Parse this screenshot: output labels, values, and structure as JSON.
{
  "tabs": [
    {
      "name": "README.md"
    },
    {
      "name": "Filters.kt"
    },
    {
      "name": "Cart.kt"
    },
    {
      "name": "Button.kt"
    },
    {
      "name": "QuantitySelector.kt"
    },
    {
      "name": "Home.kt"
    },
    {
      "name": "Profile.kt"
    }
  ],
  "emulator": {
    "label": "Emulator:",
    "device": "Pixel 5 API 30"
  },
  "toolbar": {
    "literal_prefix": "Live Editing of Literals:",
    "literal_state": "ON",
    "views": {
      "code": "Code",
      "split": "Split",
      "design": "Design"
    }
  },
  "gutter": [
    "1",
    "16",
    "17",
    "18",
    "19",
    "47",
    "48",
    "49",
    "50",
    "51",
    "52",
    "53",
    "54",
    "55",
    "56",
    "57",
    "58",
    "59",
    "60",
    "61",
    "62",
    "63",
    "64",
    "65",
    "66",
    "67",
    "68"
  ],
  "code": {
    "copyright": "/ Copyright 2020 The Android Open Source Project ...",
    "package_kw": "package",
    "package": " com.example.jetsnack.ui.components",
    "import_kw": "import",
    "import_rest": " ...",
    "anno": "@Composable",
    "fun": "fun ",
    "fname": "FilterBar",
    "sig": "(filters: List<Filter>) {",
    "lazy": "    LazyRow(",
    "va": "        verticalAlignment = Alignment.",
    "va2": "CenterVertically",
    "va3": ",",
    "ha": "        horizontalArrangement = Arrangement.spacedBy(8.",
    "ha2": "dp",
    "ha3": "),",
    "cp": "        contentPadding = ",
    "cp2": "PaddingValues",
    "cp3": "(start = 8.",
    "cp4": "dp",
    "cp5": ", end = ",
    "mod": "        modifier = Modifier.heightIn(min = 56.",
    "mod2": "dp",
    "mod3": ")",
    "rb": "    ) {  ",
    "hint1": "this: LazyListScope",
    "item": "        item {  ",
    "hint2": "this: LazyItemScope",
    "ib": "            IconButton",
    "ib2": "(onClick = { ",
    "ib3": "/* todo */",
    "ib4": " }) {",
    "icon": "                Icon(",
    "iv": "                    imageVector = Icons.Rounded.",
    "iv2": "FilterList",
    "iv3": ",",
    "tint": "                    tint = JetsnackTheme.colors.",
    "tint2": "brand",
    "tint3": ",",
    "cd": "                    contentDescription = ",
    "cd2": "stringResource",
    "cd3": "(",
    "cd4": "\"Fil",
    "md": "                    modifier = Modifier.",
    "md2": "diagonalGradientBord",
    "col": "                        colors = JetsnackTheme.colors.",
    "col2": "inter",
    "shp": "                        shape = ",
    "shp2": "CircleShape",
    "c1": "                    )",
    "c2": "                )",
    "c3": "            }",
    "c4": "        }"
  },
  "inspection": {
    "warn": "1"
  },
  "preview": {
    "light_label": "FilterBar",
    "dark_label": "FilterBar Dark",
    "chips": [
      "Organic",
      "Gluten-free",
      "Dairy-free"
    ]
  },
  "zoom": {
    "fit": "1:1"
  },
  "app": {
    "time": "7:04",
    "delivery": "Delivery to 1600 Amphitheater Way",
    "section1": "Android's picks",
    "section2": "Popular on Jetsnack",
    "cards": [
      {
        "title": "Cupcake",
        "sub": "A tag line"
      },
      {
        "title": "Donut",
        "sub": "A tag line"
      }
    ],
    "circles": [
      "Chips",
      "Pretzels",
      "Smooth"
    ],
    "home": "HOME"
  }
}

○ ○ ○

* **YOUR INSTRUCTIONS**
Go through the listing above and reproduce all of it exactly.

* **SOLUTION FOR THIS PROBLEM**
Parse this screenshot: output labels, values, and structure as JSON.
{
  "tabs": [
    {
      "name": "README.md"
    },
    {
      "name": "Filters.kt"
    },
    {
      "name": "Cart.kt"
    },
    {
      "name": "Button.kt"
    },
    {
      "name": "QuantitySelector.kt"
    },
    {
      "name": "Home.kt"
    },
    {
      "name": "Profile.kt"
    }
  ],
  "emulator": {
    "label": "Emulator:",
    "device": "Pixel 5 API 30"
  },
  "toolbar": {
    "literal_prefix": "Live Editing of Literals:",
    "literal_state": "ON",
    "views": {
      "code": "Code",
      "split": "Split",
      "design": "Design"
    }
  },
  "gutter": [
    "1",
    "16",
    "17",
    "18",
    "19",
    "47",
    "48",
    "49",
    "50",
    "51",
    "52",
    "53",
    "54",
    "55",
    "56",
    "57",
    "58",
    "59",
    "60",
    "61",
    "62",
    "63",
    "64",
    "65",
    "66",
    "67",
    "68"
  ],
  "code": {
    "copyright": "/ Copyright 2020 The Android Open Source Project ...",
    "package_kw": "package",
    "package": " com.example.jetsnack.ui.components",
    "import_kw": "import",
    "import_rest": " ...",
    "anno": "@Composable",
    "fun": "fun ",
    "fname": "FilterBar",
    "sig": "(filters: List<Filter>) {",
    "lazy": "    LazyRow(",
    "va": "        verticalAlignment = Alignment.",
    "va2": "CenterVertically",
    "va3": ",",
    "ha": "        horizontalArrangement = Arrangement.spacedBy(8.",
    "ha2": "dp",
    "ha3": "),",
    "cp": "        contentPadding = ",
    "cp2": "PaddingValues",
    "cp3": "(start = 8.",
    "cp4": "dp",
    "cp5": ", end = ",
    "mod": "        modifier = Modifier.heightIn(min = 56.",
    "mod2": "dp",
    "mod3": ")",
    "rb": "    ) {  ",
    "hint1": "this: LazyListScope",
    "item": "        item {  ",
    "hint2": "this: LazyItemScope",
    "ib": "            IconButton",
    "ib2": "(onClick = { ",
    "ib3": "/* todo */",
    "ib4": " }) {",
    "icon": "                Icon(",
    "iv": "                    imageVector = Icons.Rounded.",
    "iv2": "FilterList",
    "iv3": ",",
    "tint": "                    tint = JetsnackTheme.colors.",
    "tint2": "brand",
    "tint3": ",",
    "cd": "                    contentDescription = ",
    "cd2": "stringResource",
    "cd3": "(",
    "cd4": "\"Fil",
    "md": "                    modifier = Modifier.",
    "md2": "diagonalGradientBord",
    "col": "                        colors = JetsnackTheme.colors.",
    "col2": "inter",
    "shp": "                        shape = ",
    "shp2": "CircleShape",
    "c1": "                    )",
    "c2": "                )",
    "c3": "            }",
    "c4": "        }"
  },
  "inspection": {
    "warn": "1"
  },
  "preview": {
    "light_label": "FilterBar",
    "dark_label": "FilterBar Dark",
    "chips": [
      "Organic",
      "Gluten-free",
      "Dairy-free"
    ]
  },
  "zoom": {
    "fit": "1:1"
  },
  "app": {
    "time": "7:04",
    "delivery": "Delivery to 1600 Amphitheater Way",
    "section1": "Android's picks",
    "section2": "Popular on Jetsnack",
    "cards": [
      {
        "title": "Cupcake",
        "sub": "A tag line"
      },
      {
        "title": "Donut",
        "sub": "A tag line"
      }
    ],
    "circles": [
      "Chips",
      "Pretzels",
      "Smooth"
    ],
    "home": "HOME"
  }
}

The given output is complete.